Moses exemplifies a lesson in business ethics.
Provided by the Jewish Theological Seminary, a Conservative rabbinical seminary and university of Jewish studies.
Midrash is the art of keeping an ancient sacred text alive.The Rabbis were masters of drawing water from stone, of transforming the most mundane passages of Torah into luminous nuggets of spirituality. Our parashah offers a provocative example of their creative touch.
It opens unexcitingly with an inventory of the metals used in the construction of the Tabernacle, more specifically with a financial statement of their worth. Moses felt obliged to state for the record the amountof gold, silver, and copper that went into the artifacts of the sanctuary. In the first verse we are told: "These are the records of the Tabernacle, the Tabernacle of the Pact, which were drawn up at Moses' bidding . . ."(38:21).

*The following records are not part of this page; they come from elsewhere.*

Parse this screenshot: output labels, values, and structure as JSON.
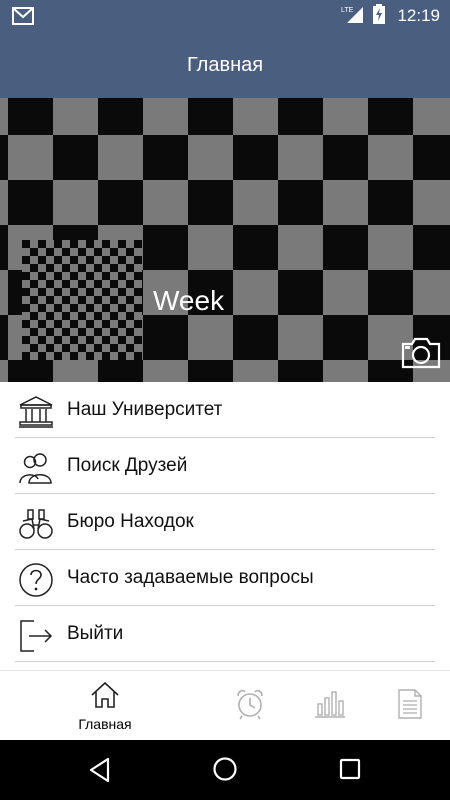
{
  "status_bar": {
    "network": "LTE",
    "time": "12:19"
  },
  "app_bar": {
    "title": "Главная"
  },
  "profile": {
    "name": "Week"
  },
  "menu": [
    {
      "label": "Наш Университет",
      "icon": "university-icon"
    },
    {
      "label": "Поиск Друзей",
      "icon": "people-icon"
    },
    {
      "label": "Бюро Находок",
      "icon": "binoculars-icon"
    },
    {
      "label": "Часто задаваемые вопросы",
      "icon": "question-icon"
    },
    {
      "label": "Выйти",
      "icon": "logout-icon"
    }
  ],
  "bottom_nav": {
    "home_label": "Главная"
  },
  "colors": {
    "primary": "#4a5f7f",
    "checker_dark": "#0a0a0a",
    "checker_light": "#7a7a7a",
    "inactive_icon": "#b0b0b0"
  }
}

The sums are vast. With the weight of a talent equal to 3,000 shekels, Moses deployed 29 talents and 730 shekels of gold, 100 talents and 1,775 shekels of silver, and 70 talents and 2,400 shekels of copper in the tabernacle. It should be noted that these quantities were voluntarily given by the public in response to a fundraising campaign. Stirred by the prospect of an ongoing presence of God in their midst, the Israelites had shared of their wealth unstintingly, more than was actually needed (36:4-7).

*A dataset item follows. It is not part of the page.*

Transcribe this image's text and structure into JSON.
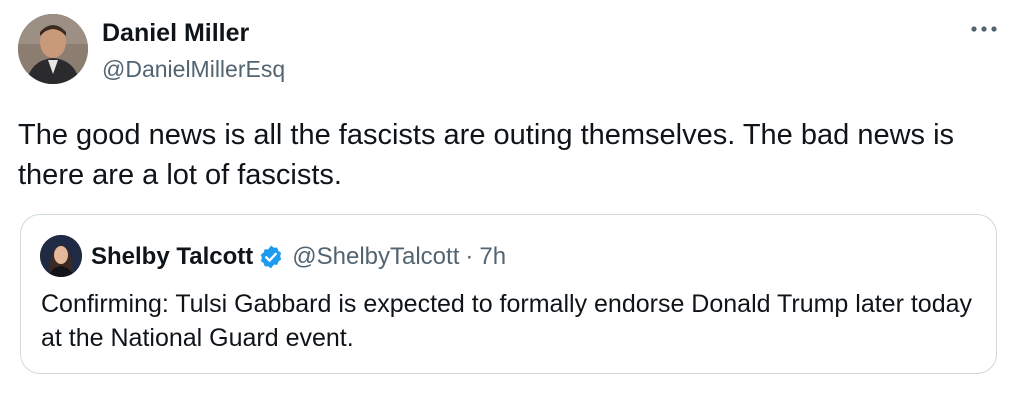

Example for Future Leaders
A midrash accentuated what was implicit in the narrative. In rendering an account to his donors, Moses had set an example for future leaders. Despite his closeness to God, Who said of him that "he is trusted (ne'eman) throughout My household" (Numbers 12:7), Moses chose to give an accounting of the funds collected to his flock.
It is for this reason that the verse in Proverbs, "Adependable (emunot--same root as above) man will receive many blessings" (28:20) describes Moses to a tee. Irrespective of his power, he subjected himself to the norms of good governance. His behavior proved to be a blessing because it exemplified that confidence in a leader requires transparency.

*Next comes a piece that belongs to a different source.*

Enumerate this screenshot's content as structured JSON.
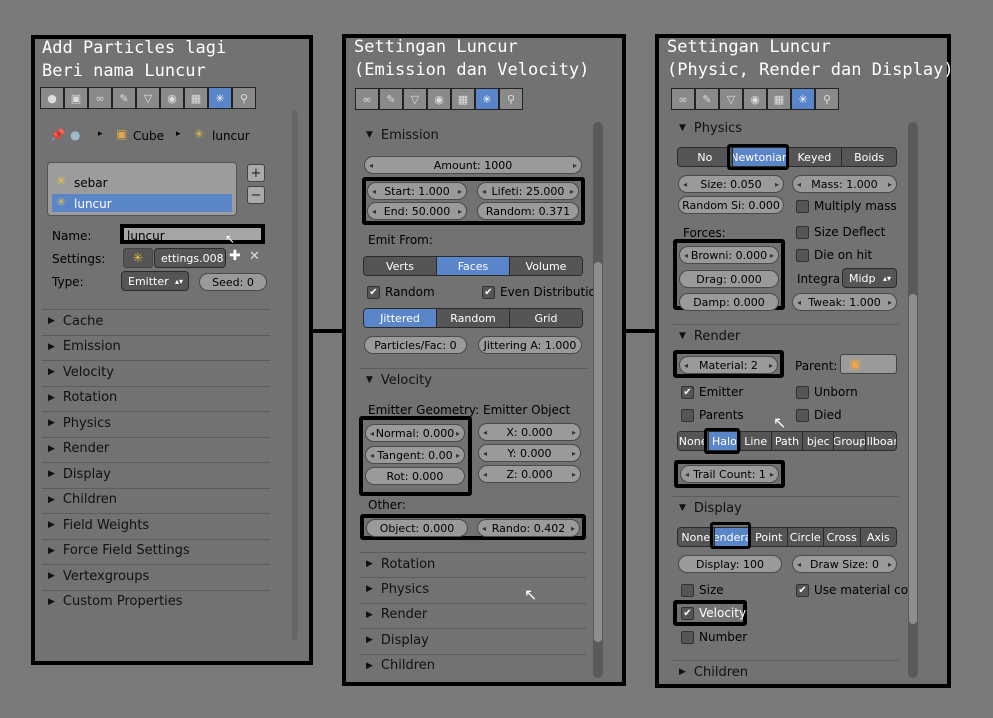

A related midrash made the same point in rabbinic terms. According to the Mishnah, "No office for communal financial matters is to be instituted with less than two officers" (Shekalim 5:2). Yet it is apparent throughout the Torah that Moses governed alone. Still to be above reproach, Moses complied with rabbinic practice. He invited Aaron's son Ithamar to perform the audit (38:21). In regard to public funds, there must not be aniota of suspicion about misappropriation.
Thus when a priest in the Temple would withdraw money to payfor the daily communal sacrifices from the room in which it was held, he always entered in a garment without cuffs or pockets. Religious leaders administering public funds ought to be unblemished in the eyes of their constituents as well as in the eyes of God, which is why the Torah explicitly states, "You shall be clear before the Lord and before Israel" (Numbers 32:22) (Shemot Raba 51:1-2).